Conducting a freedom to operate analysis during the due diligence is becoming more and more important. Intellectual property rights and licence agreements of third companies are crucial to the very situation of the target company’s competitors: Third companies might have not paid attention to their (intellectual property) rights before. But, however, with the acquisition of its competitor the competitive pressure might increase and give cause for defensive behaviour. This is in particular true with respect to strong Chinese companies.

Having signed the sale and purchase agreement and closed the deal, legal problems may arise when shifting intellectual property rights to entities in China. The buyer must respect the corporate law’s capital maintenance regime in Germany and may not neglect transfer pricing issues and avoid that the transfer of technology is qualified as a "function relocation" in terms of German international tax law as this could trigger, i.e., the taxation of hidden reserves.

Furthermore, attention has to be paid to the Chinese technology transfer regime that restricts the imports of certain technologies and prohibits certain clauses in technology transfer agreements.

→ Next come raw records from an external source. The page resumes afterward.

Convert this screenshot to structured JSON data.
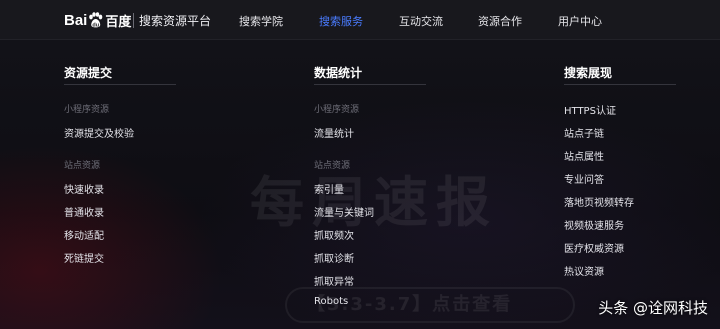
{
  "brand": {
    "logo_text_a": "Bai",
    "logo_text_b": "百度",
    "platform_title": "搜索资源平台"
  },
  "nav": {
    "items": [
      {
        "label": "搜索学院"
      },
      {
        "label": "搜索服务"
      },
      {
        "label": "互动交流"
      },
      {
        "label": "资源合作"
      },
      {
        "label": "用户中心"
      }
    ],
    "active_index": 1,
    "active_color": "#4a7cff"
  },
  "menu": {
    "columns": [
      {
        "title": "资源提交",
        "sections": [
          {
            "label": "小程序资源",
            "links": [
              "资源提交及校验"
            ]
          },
          {
            "label": "站点资源",
            "links": [
              "快速收录",
              "普通收录",
              "移动适配",
              "死链提交"
            ]
          }
        ]
      },
      {
        "title": "数据统计",
        "sections": [
          {
            "label": "小程序资源",
            "links": [
              "流量统计"
            ]
          },
          {
            "label": "站点资源",
            "links": [
              "索引量",
              "流量与关键词",
              "抓取频次",
              "抓取诊断",
              "抓取异常",
              "Robots"
            ]
          }
        ]
      },
      {
        "title": "搜索展现",
        "sections": [
          {
            "label": "",
            "links": [
              "HTTPS认证",
              "站点子链",
              "站点属性",
              "专业问答",
              "落地页视频转存",
              "视频极速服务",
              "医疗权威资源",
              "热议资源"
            ]
          }
        ]
      }
    ]
  },
  "background": {
    "ghost_title": "每周速报",
    "ghost_pill": "【3.3-3.7】点击查看"
  },
  "watermark": {
    "text": "头条 @诠网科技"
  }
}
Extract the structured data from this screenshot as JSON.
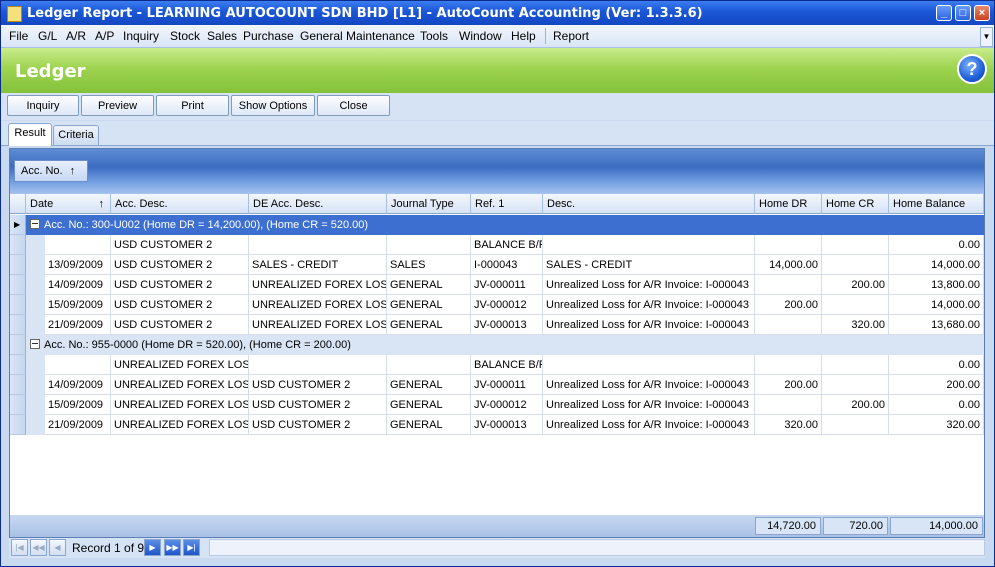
{
  "window": {
    "title": "Ledger Report - LEARNING AUTOCOUNT SDN BHD [L1] - AutoCount Accounting (Ver: 1.3.3.6)",
    "minimize": "_",
    "maximize": "□",
    "close": "×"
  },
  "menu": [
    "File",
    "G/L",
    "A/R",
    "A/P",
    "Inquiry",
    "Stock",
    "Sales",
    "Purchase",
    "General Maintenance",
    "Tools",
    "Window",
    "Help",
    "Report"
  ],
  "header": {
    "title": "Ledger",
    "help": "?"
  },
  "toolbar": {
    "inquiry": "Inquiry",
    "preview": "Preview",
    "print": "Print",
    "show_options": "Show Options",
    "close": "Close"
  },
  "tabs": {
    "result": "Result",
    "criteria": "Criteria"
  },
  "grid": {
    "group_chip": "Acc. No.",
    "columns": [
      "Date",
      "Acc. Desc.",
      "DE Acc. Desc.",
      "Journal Type",
      "Ref. 1",
      "Desc.",
      "Home DR",
      "Home CR",
      "Home Balance"
    ],
    "groups": [
      {
        "label": "Acc. No.: 300-U002 (Home DR = 14,200.00), (Home CR = 520.00)",
        "rows": [
          {
            "date": "",
            "acc_desc": "USD CUSTOMER 2",
            "de_acc_desc": "",
            "journal_type": "",
            "ref1": "BALANCE B/F",
            "desc": "",
            "home_dr": "",
            "home_cr": "",
            "home_balance": "0.00"
          },
          {
            "date": "13/09/2009",
            "acc_desc": "USD CUSTOMER 2",
            "de_acc_desc": "SALES - CREDIT",
            "journal_type": "SALES",
            "ref1": "I-000043",
            "desc": "SALES - CREDIT",
            "home_dr": "14,000.00",
            "home_cr": "",
            "home_balance": "14,000.00"
          },
          {
            "date": "14/09/2009",
            "acc_desc": "USD CUSTOMER 2",
            "de_acc_desc": "UNREALIZED  FOREX LOSS",
            "journal_type": "GENERAL",
            "ref1": "JV-000011",
            "desc": "Unrealized Loss for A/R Invoice: I-000043",
            "home_dr": "",
            "home_cr": "200.00",
            "home_balance": "13,800.00"
          },
          {
            "date": "15/09/2009",
            "acc_desc": "USD CUSTOMER 2",
            "de_acc_desc": "UNREALIZED  FOREX LOSS",
            "journal_type": "GENERAL",
            "ref1": "JV-000012",
            "desc": "Unrealized Loss for A/R Invoice: I-000043",
            "home_dr": "200.00",
            "home_cr": "",
            "home_balance": "14,000.00"
          },
          {
            "date": "21/09/2009",
            "acc_desc": "USD CUSTOMER 2",
            "de_acc_desc": "UNREALIZED  FOREX LOSS",
            "journal_type": "GENERAL",
            "ref1": "JV-000013",
            "desc": "Unrealized Loss for A/R Invoice: I-000043",
            "home_dr": "",
            "home_cr": "320.00",
            "home_balance": "13,680.00"
          }
        ]
      },
      {
        "label": "Acc. No.: 955-0000 (Home DR = 520.00), (Home CR = 200.00)",
        "rows": [
          {
            "date": "",
            "acc_desc": "UNREALIZED  FOREX LOSS",
            "de_acc_desc": "",
            "journal_type": "",
            "ref1": "BALANCE B/F",
            "desc": "",
            "home_dr": "",
            "home_cr": "",
            "home_balance": "0.00"
          },
          {
            "date": "14/09/2009",
            "acc_desc": "UNREALIZED  FOREX LOSS",
            "de_acc_desc": "USD CUSTOMER 2",
            "journal_type": "GENERAL",
            "ref1": "JV-000011",
            "desc": "Unrealized Loss for A/R Invoice: I-000043",
            "home_dr": "200.00",
            "home_cr": "",
            "home_balance": "200.00"
          },
          {
            "date": "15/09/2009",
            "acc_desc": "UNREALIZED  FOREX LOSS",
            "de_acc_desc": "USD CUSTOMER 2",
            "journal_type": "GENERAL",
            "ref1": "JV-000012",
            "desc": "Unrealized Loss for A/R Invoice: I-000043",
            "home_dr": "",
            "home_cr": "200.00",
            "home_balance": "0.00"
          },
          {
            "date": "21/09/2009",
            "acc_desc": "UNREALIZED  FOREX LOSS",
            "de_acc_desc": "USD CUSTOMER 2",
            "journal_type": "GENERAL",
            "ref1": "JV-000013",
            "desc": "Unrealized Loss for A/R Invoice: I-000043",
            "home_dr": "320.00",
            "home_cr": "",
            "home_balance": "320.00"
          }
        ]
      }
    ],
    "totals": {
      "home_dr": "14,720.00",
      "home_cr": "720.00",
      "home_balance": "14,000.00"
    }
  },
  "navigator": {
    "record_text": "Record 1 of 9"
  }
}
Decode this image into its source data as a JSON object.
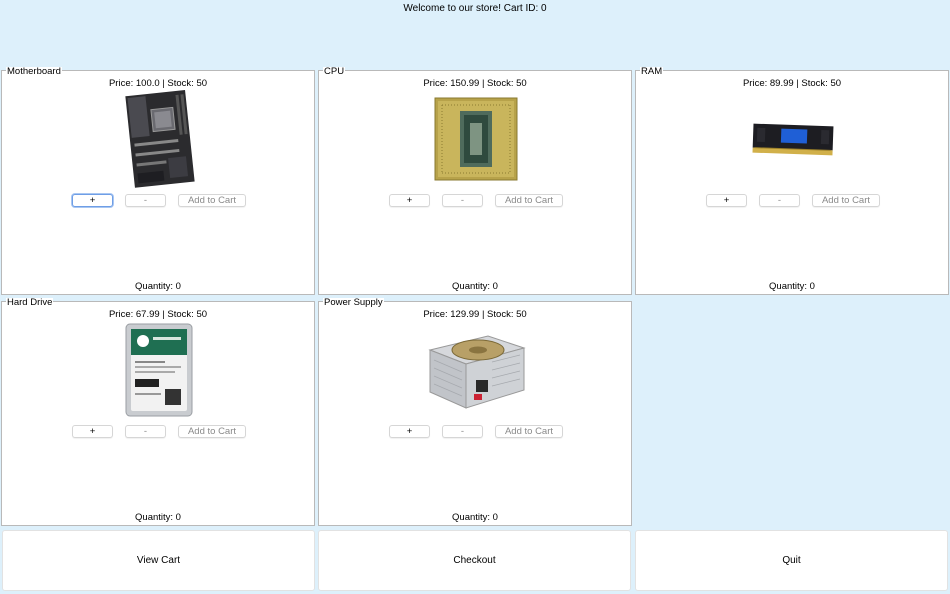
{
  "header": {
    "title": "Welcome to our store! Cart ID: 0"
  },
  "products": [
    {
      "name": "Motherboard",
      "price_text": "Price: 100.0 | Stock: 50",
      "quantity_text": "Quantity: 0",
      "image_icon": "motherboard-image"
    },
    {
      "name": "CPU",
      "price_text": "Price: 150.99 | Stock: 50",
      "quantity_text": "Quantity: 0",
      "image_icon": "cpu-image"
    },
    {
      "name": "RAM",
      "price_text": "Price: 89.99 | Stock: 50",
      "quantity_text": "Quantity: 0",
      "image_icon": "ram-image"
    },
    {
      "name": "Hard Drive",
      "price_text": "Price: 67.99 | Stock: 50",
      "quantity_text": "Quantity: 0",
      "image_icon": "hard-drive-image"
    },
    {
      "name": "Power Supply",
      "price_text": "Price: 129.99 | Stock: 50",
      "quantity_text": "Quantity: 0",
      "image_icon": "power-supply-image"
    }
  ],
  "controls": {
    "plus_label": "+",
    "minus_label": "-",
    "add_label": "Add to Cart"
  },
  "footer": {
    "view_cart_label": "View Cart",
    "checkout_label": "Checkout",
    "quit_label": "Quit"
  },
  "colors": {
    "background": "#ddf0fb",
    "panel": "#ffffff",
    "focus": "#6f9ee6"
  }
}
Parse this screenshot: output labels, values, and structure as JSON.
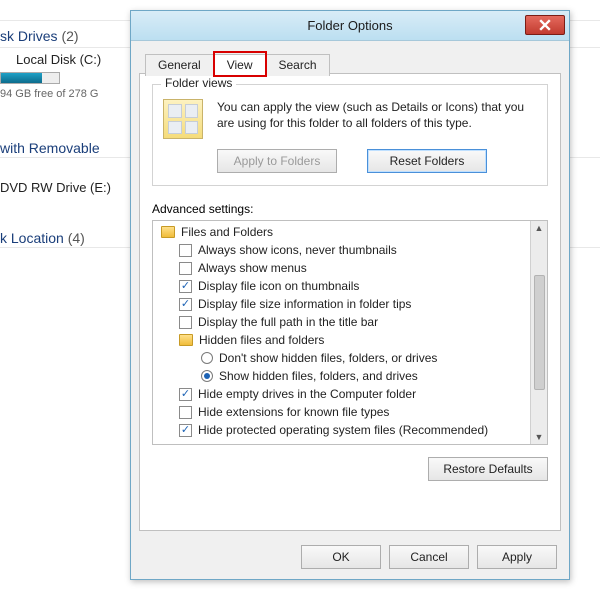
{
  "background": {
    "drives_group": "sk Drives",
    "drives_count": "(2)",
    "local_disk": "Local Disk (C:)",
    "usage_text": "94 GB free of 278 G",
    "usage_pct": 70,
    "removable_group": "with Removable",
    "dvd_drive": "DVD RW Drive (E:)",
    "location_group": "k Location",
    "location_count": "(4)"
  },
  "dialog": {
    "title": "Folder Options",
    "tabs": {
      "general": "General",
      "view": "View",
      "search": "Search"
    },
    "folder_views": {
      "legend": "Folder views",
      "text": "You can apply the view (such as Details or Icons) that you are using for this folder to all folders of this type.",
      "apply_btn": "Apply to Folders",
      "reset_btn": "Reset Folders"
    },
    "advanced_label": "Advanced settings:",
    "tree": [
      {
        "kind": "folder",
        "indent": 0,
        "label": "Files and Folders"
      },
      {
        "kind": "check",
        "indent": 1,
        "checked": false,
        "label": "Always show icons, never thumbnails"
      },
      {
        "kind": "check",
        "indent": 1,
        "checked": false,
        "label": "Always show menus"
      },
      {
        "kind": "check",
        "indent": 1,
        "checked": true,
        "label": "Display file icon on thumbnails"
      },
      {
        "kind": "check",
        "indent": 1,
        "checked": true,
        "label": "Display file size information in folder tips"
      },
      {
        "kind": "check",
        "indent": 1,
        "checked": false,
        "label": "Display the full path in the title bar"
      },
      {
        "kind": "folder",
        "indent": 1,
        "label": "Hidden files and folders"
      },
      {
        "kind": "radio",
        "indent": 2,
        "checked": false,
        "label": "Don't show hidden files, folders, or drives"
      },
      {
        "kind": "radio",
        "indent": 2,
        "checked": true,
        "label": "Show hidden files, folders, and drives"
      },
      {
        "kind": "check",
        "indent": 1,
        "checked": true,
        "label": "Hide empty drives in the Computer folder"
      },
      {
        "kind": "check",
        "indent": 1,
        "checked": false,
        "label": "Hide extensions for known file types"
      },
      {
        "kind": "check",
        "indent": 1,
        "checked": true,
        "label": "Hide protected operating system files (Recommended)"
      }
    ],
    "restore_btn": "Restore Defaults",
    "ok_btn": "OK",
    "cancel_btn": "Cancel",
    "apply_btn": "Apply"
  }
}
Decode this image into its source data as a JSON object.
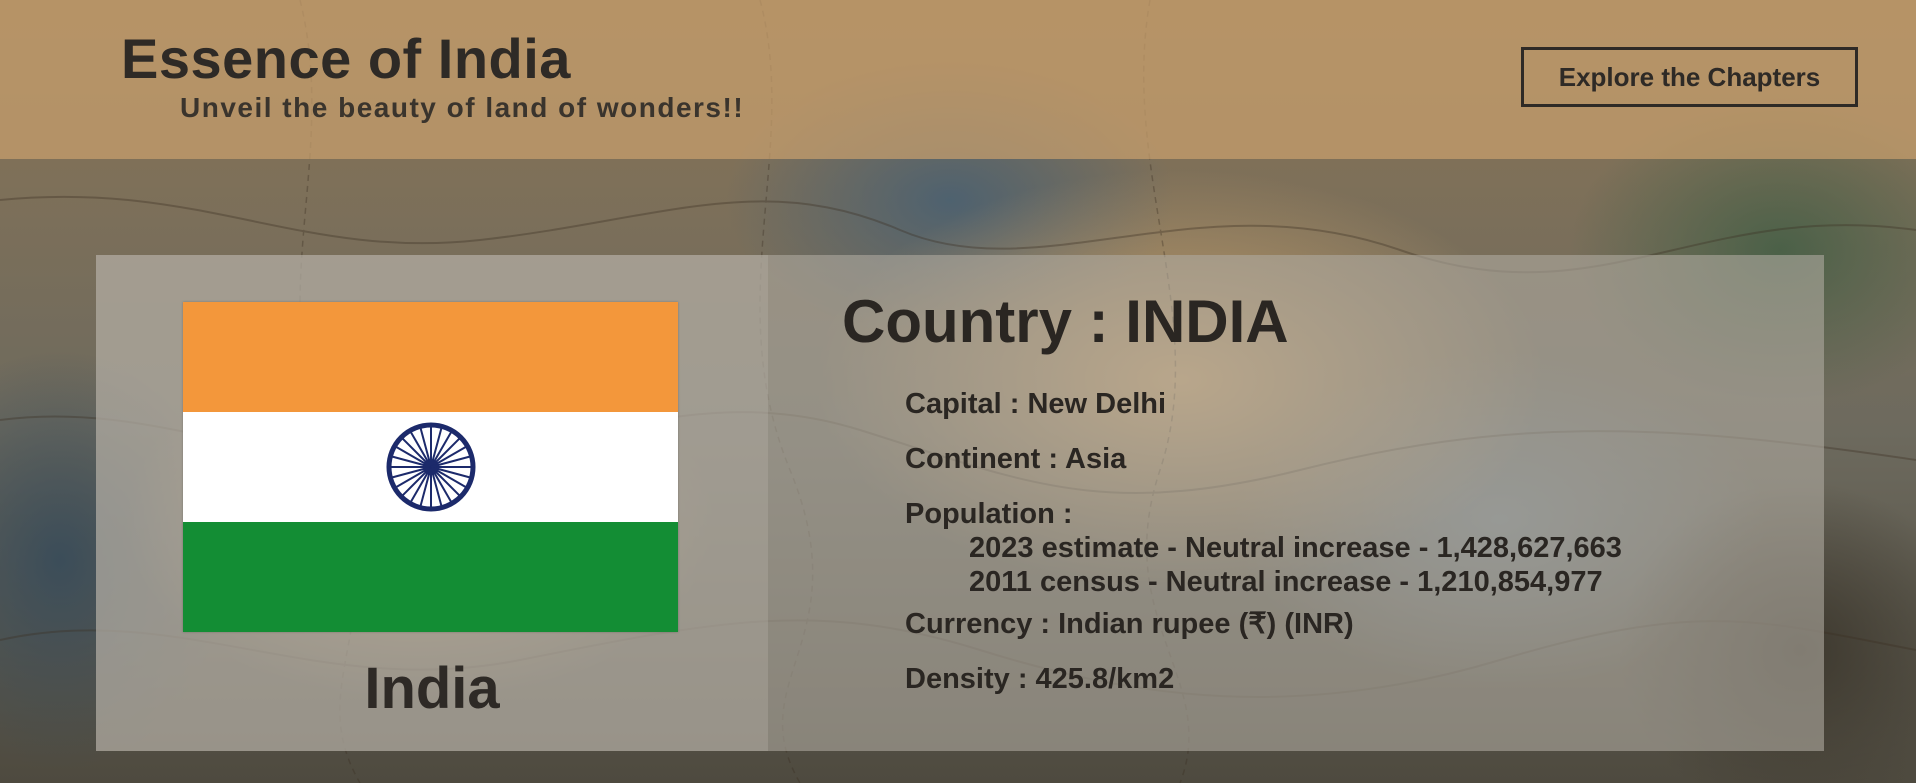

The book was published by the respected publisher Mohr Siebeck. A Chinese edition will appear in China soon. Click here to read the full article in German.